• Too many young children are using too much toothpaste, increasing their risk of streaky or splotchy teeth when they get older, according to a government survey released on Thursday.
• About 40% of children aged three to six used a brush that was full or half-full of toothpaste, even though experts recommend no more than a pea-sized amount, the study found.
• The Centers for Disease Control and Prevention based their findings on a survey of parents of more than 5,000 children aged 3 to 15.
• But the amount is important. Children under 3 are only supposed to use a smear of toothpaste the size of a grain of rice. Kids 3 to 6 are supposed to keep it to a pea-sized amount.
• “Fluoride is a wonderful benefit but it needs to be used carefully,” said Dr. Mary Hayes, a pediatric dentist in Chicago.
• Young kids may push for independence in brushing their teeth, but kids’ toothpaste tastes sweet.
• “You don’t want them eating it like food,” Dr. Hayes said. “We want the parent to be in charge of the toothbrush and the toothpaste.”
• Fluoride is a mineral found in water and soil.
• More than 70 years ago, scientists discovered that people whose drinking water naturally had more fluoride also had fewer cavities.
• That led to efforts to add fluoride to tap water, toothpaste, mouthwash and other products. Experts say fluoride had helped drive down rates of tooth decay in U.S. teens and adults.
• But too much fluoride when teeth are forming can lead to tooth streaking or spottiness known as dental fluorosis.
• In extreme cases, teeth can be pitted by the mineral, though many cases are so mild only dentists notice it.

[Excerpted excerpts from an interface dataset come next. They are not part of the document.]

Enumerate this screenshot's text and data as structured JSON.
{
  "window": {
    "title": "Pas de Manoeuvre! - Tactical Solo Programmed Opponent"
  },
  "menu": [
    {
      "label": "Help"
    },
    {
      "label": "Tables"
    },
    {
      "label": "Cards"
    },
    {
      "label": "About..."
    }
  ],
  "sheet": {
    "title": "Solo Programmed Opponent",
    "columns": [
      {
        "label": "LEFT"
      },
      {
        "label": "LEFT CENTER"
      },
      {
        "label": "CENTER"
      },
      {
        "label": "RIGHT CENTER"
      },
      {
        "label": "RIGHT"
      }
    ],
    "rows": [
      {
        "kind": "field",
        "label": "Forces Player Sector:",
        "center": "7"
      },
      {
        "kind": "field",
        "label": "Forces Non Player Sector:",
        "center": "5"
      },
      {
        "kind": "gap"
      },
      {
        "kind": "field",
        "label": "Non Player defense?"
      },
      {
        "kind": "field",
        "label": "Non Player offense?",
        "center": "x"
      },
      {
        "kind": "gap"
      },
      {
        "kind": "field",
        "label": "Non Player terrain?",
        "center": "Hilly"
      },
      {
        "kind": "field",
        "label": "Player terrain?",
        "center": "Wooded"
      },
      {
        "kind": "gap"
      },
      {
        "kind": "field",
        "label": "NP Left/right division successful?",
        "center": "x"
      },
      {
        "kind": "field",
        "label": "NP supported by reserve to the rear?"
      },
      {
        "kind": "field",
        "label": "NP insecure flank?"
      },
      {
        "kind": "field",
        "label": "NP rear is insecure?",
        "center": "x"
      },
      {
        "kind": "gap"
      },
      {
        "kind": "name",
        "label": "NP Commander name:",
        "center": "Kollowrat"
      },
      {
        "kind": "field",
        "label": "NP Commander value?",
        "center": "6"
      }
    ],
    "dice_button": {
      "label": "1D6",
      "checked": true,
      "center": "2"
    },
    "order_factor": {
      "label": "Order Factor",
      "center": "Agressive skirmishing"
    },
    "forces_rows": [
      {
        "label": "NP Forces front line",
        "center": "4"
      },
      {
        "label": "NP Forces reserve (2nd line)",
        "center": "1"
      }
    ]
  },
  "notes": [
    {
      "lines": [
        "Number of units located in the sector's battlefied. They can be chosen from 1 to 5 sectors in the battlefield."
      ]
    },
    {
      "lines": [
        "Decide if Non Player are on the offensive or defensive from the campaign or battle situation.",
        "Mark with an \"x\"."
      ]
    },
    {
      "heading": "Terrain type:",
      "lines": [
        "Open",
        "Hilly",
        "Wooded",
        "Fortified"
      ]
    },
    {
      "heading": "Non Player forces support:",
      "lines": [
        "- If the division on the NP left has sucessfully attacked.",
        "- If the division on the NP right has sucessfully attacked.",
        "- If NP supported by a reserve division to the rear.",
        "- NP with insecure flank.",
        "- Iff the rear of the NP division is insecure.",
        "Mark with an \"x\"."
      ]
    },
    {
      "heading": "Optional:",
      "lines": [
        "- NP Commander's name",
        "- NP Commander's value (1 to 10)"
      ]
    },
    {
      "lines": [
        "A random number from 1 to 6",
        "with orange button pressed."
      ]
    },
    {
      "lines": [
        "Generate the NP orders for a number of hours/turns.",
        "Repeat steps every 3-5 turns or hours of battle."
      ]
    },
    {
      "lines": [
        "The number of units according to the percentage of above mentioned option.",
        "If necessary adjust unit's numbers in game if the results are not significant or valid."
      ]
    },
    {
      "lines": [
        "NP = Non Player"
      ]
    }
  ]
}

• Past studies have suggested fluorosis has been increasing for at least three decades, and can affect as many as 2 out of 5 adolescents.
• The new study did not follow the kids through time or try to determine how many developed streaked or spotty teeth as a result of using too much toothpaste.
Mains Paper 3: Science and Technology
Prelims level: Fluoride content